- _Problem to work on_:
Work through the data below and give the number of lines holding the word "title", without any other text.

○ ○ ○ ○

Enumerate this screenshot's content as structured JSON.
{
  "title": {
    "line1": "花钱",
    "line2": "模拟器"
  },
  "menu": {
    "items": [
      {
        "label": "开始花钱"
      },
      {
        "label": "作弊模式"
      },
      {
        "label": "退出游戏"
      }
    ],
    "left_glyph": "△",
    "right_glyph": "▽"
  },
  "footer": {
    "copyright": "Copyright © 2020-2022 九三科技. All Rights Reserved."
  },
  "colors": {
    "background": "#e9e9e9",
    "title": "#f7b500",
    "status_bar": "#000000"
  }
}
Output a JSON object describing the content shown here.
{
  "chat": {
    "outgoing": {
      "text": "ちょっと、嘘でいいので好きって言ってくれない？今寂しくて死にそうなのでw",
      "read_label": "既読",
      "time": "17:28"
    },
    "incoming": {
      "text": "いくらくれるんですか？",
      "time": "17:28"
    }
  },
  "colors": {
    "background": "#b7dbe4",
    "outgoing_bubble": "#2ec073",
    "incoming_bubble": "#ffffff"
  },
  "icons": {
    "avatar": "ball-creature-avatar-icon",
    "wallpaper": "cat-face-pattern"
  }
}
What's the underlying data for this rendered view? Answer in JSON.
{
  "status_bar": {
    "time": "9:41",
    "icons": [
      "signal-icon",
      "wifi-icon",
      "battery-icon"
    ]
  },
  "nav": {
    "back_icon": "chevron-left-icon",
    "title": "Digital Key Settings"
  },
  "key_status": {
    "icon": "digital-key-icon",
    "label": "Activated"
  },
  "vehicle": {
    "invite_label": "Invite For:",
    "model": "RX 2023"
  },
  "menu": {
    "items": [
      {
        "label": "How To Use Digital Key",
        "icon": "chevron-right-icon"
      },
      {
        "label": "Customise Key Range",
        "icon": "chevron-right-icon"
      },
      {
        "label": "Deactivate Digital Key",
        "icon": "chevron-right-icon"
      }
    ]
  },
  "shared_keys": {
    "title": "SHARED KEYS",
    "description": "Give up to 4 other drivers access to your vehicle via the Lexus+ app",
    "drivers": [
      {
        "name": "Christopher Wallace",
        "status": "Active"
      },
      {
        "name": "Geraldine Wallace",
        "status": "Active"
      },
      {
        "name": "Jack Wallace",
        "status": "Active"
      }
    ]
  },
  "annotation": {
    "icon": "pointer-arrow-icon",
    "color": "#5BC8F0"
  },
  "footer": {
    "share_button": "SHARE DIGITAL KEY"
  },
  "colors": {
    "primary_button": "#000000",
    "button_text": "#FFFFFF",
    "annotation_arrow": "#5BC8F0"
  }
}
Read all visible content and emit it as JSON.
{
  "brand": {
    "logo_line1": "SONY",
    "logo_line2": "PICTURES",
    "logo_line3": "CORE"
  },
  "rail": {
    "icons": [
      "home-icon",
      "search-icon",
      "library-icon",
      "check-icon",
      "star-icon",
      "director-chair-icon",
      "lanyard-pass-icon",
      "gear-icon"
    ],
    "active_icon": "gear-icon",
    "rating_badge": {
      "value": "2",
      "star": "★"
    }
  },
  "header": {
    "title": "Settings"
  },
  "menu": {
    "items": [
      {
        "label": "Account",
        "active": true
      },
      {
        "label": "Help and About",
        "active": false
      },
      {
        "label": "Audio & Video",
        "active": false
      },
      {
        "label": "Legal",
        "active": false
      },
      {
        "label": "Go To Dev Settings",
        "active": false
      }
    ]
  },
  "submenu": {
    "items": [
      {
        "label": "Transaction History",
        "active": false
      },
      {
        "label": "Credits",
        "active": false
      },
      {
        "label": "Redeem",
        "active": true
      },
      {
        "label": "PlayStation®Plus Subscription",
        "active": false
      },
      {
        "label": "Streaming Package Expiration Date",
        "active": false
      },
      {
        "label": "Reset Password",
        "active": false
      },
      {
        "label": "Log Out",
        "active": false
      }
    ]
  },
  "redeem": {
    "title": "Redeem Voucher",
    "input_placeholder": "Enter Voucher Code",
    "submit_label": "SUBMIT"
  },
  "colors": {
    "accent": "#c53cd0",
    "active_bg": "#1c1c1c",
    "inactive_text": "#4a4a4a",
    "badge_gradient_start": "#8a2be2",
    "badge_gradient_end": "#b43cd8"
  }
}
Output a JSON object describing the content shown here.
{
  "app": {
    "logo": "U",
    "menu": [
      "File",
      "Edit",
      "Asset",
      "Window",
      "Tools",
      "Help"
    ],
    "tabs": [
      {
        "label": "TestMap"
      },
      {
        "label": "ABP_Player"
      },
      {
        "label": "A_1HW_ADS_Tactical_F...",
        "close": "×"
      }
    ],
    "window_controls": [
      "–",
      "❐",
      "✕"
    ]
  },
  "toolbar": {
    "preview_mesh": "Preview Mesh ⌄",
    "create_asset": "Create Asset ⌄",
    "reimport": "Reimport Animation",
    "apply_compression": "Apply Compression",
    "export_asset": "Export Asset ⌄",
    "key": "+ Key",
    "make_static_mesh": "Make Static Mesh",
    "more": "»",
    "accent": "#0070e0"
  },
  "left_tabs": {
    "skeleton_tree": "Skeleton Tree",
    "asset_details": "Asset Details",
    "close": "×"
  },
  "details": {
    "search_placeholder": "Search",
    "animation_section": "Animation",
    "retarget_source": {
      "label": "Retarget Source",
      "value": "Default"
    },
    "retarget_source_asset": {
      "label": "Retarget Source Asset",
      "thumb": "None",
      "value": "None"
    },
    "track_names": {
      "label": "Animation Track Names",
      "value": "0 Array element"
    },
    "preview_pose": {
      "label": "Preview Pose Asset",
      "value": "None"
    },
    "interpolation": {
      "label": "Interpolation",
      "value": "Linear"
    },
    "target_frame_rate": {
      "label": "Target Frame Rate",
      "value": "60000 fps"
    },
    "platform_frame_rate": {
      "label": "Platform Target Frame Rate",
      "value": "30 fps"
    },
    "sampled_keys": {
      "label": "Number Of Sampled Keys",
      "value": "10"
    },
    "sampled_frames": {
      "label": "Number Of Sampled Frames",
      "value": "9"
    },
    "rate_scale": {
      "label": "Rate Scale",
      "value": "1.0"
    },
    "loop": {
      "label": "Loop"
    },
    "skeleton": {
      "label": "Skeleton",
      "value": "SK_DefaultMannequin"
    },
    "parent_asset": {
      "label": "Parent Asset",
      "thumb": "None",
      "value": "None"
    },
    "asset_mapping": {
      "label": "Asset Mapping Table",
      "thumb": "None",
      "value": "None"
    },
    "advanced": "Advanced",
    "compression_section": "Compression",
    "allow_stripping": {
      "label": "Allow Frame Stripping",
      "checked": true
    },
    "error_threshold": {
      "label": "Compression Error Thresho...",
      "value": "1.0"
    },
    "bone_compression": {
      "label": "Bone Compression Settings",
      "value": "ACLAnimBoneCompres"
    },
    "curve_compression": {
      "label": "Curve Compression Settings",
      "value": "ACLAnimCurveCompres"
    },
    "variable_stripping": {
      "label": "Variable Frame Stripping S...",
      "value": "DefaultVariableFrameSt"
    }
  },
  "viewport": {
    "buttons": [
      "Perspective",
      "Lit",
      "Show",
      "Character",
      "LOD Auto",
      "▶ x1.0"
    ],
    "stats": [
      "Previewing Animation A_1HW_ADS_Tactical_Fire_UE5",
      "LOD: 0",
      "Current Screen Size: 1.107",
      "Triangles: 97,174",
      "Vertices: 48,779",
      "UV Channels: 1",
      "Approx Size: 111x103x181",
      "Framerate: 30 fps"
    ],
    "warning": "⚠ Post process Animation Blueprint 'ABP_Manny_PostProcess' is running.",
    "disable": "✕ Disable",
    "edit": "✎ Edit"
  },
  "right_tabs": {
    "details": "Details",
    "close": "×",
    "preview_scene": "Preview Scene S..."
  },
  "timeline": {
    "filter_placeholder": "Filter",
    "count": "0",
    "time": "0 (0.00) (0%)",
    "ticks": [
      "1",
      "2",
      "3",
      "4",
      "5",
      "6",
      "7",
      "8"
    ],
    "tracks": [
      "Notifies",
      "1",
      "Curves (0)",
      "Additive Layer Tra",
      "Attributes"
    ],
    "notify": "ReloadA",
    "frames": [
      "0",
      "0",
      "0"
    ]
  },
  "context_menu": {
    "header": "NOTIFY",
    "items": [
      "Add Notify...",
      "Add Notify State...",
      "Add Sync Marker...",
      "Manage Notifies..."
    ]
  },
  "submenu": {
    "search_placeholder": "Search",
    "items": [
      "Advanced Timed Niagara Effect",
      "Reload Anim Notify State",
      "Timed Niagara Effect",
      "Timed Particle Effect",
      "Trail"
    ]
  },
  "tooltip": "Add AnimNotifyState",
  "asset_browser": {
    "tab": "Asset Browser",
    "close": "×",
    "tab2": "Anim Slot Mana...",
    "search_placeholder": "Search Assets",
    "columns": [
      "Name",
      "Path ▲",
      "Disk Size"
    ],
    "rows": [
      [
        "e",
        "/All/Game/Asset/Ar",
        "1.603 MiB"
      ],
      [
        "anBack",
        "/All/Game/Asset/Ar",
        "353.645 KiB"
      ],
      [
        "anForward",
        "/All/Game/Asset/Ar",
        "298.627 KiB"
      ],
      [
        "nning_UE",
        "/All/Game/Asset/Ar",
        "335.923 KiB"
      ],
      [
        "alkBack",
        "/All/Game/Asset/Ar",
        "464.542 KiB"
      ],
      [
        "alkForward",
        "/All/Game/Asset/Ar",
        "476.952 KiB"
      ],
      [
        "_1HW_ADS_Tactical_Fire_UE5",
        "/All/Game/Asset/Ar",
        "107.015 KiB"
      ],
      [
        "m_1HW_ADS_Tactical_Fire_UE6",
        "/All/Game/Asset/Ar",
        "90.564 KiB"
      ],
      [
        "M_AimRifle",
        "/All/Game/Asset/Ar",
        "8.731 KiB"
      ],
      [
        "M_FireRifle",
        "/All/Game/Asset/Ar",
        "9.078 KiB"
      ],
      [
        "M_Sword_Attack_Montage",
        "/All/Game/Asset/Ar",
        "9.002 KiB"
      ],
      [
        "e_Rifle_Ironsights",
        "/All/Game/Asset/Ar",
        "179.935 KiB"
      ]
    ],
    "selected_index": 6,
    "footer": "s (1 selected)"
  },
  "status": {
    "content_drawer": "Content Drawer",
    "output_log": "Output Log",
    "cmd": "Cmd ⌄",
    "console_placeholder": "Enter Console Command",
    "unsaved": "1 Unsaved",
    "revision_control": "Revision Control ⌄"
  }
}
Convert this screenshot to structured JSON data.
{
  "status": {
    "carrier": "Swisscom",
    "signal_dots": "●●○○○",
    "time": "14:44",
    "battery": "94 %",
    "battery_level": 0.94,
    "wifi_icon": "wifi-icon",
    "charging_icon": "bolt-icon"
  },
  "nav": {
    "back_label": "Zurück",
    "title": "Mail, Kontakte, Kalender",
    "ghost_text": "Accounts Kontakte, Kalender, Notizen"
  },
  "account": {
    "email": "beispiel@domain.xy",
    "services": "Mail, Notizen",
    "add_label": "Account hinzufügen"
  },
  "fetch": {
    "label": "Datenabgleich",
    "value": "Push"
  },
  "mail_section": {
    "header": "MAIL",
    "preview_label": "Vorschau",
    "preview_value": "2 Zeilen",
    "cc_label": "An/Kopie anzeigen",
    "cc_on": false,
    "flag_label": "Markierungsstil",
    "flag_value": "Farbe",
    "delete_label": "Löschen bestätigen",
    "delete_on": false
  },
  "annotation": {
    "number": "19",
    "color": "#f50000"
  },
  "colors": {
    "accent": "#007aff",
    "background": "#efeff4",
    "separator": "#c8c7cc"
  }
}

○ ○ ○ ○

- _Answer_:
7